About this exercise: From first line to last, the records below are to be duplicated exactly.

Interface dataset entries

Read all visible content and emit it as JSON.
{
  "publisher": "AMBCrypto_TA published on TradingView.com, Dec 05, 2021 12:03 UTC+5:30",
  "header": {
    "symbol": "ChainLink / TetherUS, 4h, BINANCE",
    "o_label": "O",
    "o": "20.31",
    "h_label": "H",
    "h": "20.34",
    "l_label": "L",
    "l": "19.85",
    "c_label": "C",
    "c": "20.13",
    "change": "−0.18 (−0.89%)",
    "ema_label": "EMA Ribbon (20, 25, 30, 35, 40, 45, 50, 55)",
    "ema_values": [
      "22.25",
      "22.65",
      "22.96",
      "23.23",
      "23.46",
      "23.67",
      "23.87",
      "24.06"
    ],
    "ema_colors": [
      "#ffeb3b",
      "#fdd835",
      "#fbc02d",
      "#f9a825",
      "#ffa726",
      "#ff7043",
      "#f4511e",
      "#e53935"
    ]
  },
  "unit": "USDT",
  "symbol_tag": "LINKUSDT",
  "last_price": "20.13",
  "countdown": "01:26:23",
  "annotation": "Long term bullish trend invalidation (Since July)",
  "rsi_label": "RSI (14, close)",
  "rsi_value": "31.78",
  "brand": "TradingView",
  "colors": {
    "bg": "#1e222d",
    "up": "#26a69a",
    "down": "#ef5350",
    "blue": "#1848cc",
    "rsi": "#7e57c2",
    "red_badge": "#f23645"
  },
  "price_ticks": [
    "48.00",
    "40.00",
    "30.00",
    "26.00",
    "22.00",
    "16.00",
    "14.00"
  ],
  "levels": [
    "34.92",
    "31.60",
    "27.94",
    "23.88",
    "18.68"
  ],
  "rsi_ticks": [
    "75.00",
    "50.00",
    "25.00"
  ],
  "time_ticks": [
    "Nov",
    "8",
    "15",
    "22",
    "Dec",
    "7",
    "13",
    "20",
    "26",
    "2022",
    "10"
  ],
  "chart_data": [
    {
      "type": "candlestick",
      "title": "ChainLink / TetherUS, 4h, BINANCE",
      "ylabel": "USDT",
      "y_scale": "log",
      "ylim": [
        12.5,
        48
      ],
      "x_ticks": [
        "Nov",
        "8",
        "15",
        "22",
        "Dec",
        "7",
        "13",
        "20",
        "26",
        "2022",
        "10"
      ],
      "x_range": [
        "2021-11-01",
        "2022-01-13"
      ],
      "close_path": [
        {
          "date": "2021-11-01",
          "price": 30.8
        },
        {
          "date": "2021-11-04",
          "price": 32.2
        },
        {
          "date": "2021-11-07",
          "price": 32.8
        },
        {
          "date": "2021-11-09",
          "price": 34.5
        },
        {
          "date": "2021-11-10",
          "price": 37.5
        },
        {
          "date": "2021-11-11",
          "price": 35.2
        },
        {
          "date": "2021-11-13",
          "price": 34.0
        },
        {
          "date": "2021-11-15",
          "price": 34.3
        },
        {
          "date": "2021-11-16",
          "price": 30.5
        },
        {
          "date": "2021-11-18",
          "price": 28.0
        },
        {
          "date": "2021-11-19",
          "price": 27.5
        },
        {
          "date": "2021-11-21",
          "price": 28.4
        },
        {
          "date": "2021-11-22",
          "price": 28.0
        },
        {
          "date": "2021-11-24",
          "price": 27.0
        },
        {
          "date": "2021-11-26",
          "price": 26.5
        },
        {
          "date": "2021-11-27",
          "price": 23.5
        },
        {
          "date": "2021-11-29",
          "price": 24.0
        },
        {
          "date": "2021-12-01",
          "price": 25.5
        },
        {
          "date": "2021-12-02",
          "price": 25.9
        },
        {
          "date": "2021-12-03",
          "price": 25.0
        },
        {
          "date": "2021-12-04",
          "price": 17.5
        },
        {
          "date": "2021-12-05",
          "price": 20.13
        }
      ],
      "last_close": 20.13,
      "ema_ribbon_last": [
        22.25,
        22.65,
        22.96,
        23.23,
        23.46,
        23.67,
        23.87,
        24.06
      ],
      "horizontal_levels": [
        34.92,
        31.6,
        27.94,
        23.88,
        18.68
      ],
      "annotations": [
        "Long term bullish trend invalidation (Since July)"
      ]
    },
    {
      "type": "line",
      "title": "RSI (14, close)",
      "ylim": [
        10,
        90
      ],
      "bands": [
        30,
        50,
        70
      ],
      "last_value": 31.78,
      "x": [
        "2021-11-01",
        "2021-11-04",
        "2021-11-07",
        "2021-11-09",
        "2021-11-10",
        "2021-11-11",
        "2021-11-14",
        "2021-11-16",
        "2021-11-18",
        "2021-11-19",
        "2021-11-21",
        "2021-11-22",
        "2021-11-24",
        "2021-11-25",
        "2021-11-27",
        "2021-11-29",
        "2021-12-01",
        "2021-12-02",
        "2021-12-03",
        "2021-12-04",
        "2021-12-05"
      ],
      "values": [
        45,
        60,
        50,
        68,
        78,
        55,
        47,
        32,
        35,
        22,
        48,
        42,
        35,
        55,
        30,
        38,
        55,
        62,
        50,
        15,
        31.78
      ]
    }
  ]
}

Answer for this exercise:
Read all visible content and emit it as JSON.
{
  "publisher": "AMBCrypto_TA published on TradingView.com, Dec 05, 2021 12:03 UTC+5:30",
  "header": {
    "symbol": "ChainLink / TetherUS, 4h, BINANCE",
    "o_label": "O",
    "o": "20.31",
    "h_label": "H",
    "h": "20.34",
    "l_label": "L",
    "l": "19.85",
    "c_label": "C",
    "c": "20.13",
    "change": "−0.18 (−0.89%)",
    "ema_label": "EMA Ribbon (20, 25, 30, 35, 40, 45, 50, 55)",
    "ema_values": [
      "22.25",
      "22.65",
      "22.96",
      "23.23",
      "23.46",
      "23.67",
      "23.87",
      "24.06"
    ],
    "ema_colors": [
      "#ffeb3b",
      "#fdd835",
      "#fbc02d",
      "#f9a825",
      "#ffa726",
      "#ff7043",
      "#f4511e",
      "#e53935"
    ]
  },
  "unit": "USDT",
  "symbol_tag": "LINKUSDT",
  "last_price": "20.13",
  "countdown": "01:26:23",
  "annotation": "Long term bullish trend invalidation (Since July)",
  "rsi_label": "RSI (14, close)",
  "rsi_value": "31.78",
  "brand": "TradingView",
  "colors": {
    "bg": "#1e222d",
    "up": "#26a69a",
    "down": "#ef5350",
    "blue": "#1848cc",
    "rsi": "#7e57c2",
    "red_badge": "#f23645"
  },
  "price_ticks": [
    "48.00",
    "40.00",
    "30.00",
    "26.00",
    "22.00",
    "16.00",
    "14.00"
  ],
  "levels": [
    "34.92",
    "31.60",
    "27.94",
    "23.88",
    "18.68"
  ],
  "rsi_ticks": [
    "75.00",
    "50.00",
    "25.00"
  ],
  "time_ticks": [
    "Nov",
    "8",
    "15",
    "22",
    "Dec",
    "7",
    "13",
    "20",
    "26",
    "2022",
    "10"
  ],
  "chart_data": [
    {
      "type": "candlestick",
      "title": "ChainLink / TetherUS, 4h, BINANCE",
      "ylabel": "USDT",
      "y_scale": "log",
      "ylim": [
        12.5,
        48
      ],
      "x_ticks": [
        "Nov",
        "8",
        "15",
        "22",
        "Dec",
        "7",
        "13",
        "20",
        "26",
        "2022",
        "10"
      ],
      "x_range": [
        "2021-11-01",
        "2022-01-13"
      ],
      "close_path": [
        {
          "date": "2021-11-01",
          "price": 30.8
        },
        {
          "date": "2021-11-04",
          "price": 32.2
        },
        {
          "date": "2021-11-07",
          "price": 32.8
        },
        {
          "date": "2021-11-09",
          "price": 34.5
        },
        {
          "date": "2021-11-10",
          "price": 37.5
        },
        {
          "date": "2021-11-11",
          "price": 35.2
        },
        {
          "date": "2021-11-13",
          "price": 34.0
        },
        {
          "date": "2021-11-15",
          "price": 34.3
        },
        {
          "date": "2021-11-16",
          "price": 30.5
        },
        {
          "date": "2021-11-18",
          "price": 28.0
        },
        {
          "date": "2021-11-19",
          "price": 27.5
        },
        {
          "date": "2021-11-21",
          "price": 28.4
        },
        {
          "date": "2021-11-22",
          "price": 28.0
        },
        {
          "date": "2021-11-24",
          "price": 27.0
        },
        {
          "date": "2021-11-26",
          "price": 26.5
        },
        {
          "date": "2021-11-27",
          "price": 23.5
        },
        {
          "date": "2021-11-29",
          "price": 24.0
        },
        {
          "date": "2021-12-01",
          "price": 25.5
        },
        {
          "date": "2021-12-02",
          "price": 25.9
        },
        {
          "date": "2021-12-03",
          "price": 25.0
        },
        {
          "date": "2021-12-04",
          "price": 17.5
        },
        {
          "date": "2021-12-05",
          "price": 20.13
        }
      ],
      "last_close": 20.13,
      "ema_ribbon_last": [
        22.25,
        22.65,
        22.96,
        23.23,
        23.46,
        23.67,
        23.87,
        24.06
      ],
      "horizontal_levels": [
        34.92,
        31.6,
        27.94,
        23.88,
        18.68
      ],
      "annotations": [
        "Long term bullish trend invalidation (Since July)"
      ]
    },
    {
      "type": "line",
      "title": "RSI (14, close)",
      "ylim": [
        10,
        90
      ],
      "bands": [
        30,
        50,
        70
      ],
      "last_value": 31.78,
      "x": [
        "2021-11-01",
        "2021-11-04",
        "2021-11-07",
        "2021-11-09",
        "2021-11-10",
        "2021-11-11",
        "2021-11-14",
        "2021-11-16",
        "2021-11-18",
        "2021-11-19",
        "2021-11-21",
        "2021-11-22",
        "2021-11-24",
        "2021-11-25",
        "2021-11-27",
        "2021-11-29",
        "2021-12-01",
        "2021-12-02",
        "2021-12-03",
        "2021-12-04",
        "2021-12-05"
      ],
      "values": [
        45,
        60,
        50,
        68,
        78,
        55,
        47,
        32,
        35,
        22,
        48,
        42,
        35,
        55,
        30,
        38,
        55,
        62,
        50,
        15,
        31.78
      ]
    }
  ]
}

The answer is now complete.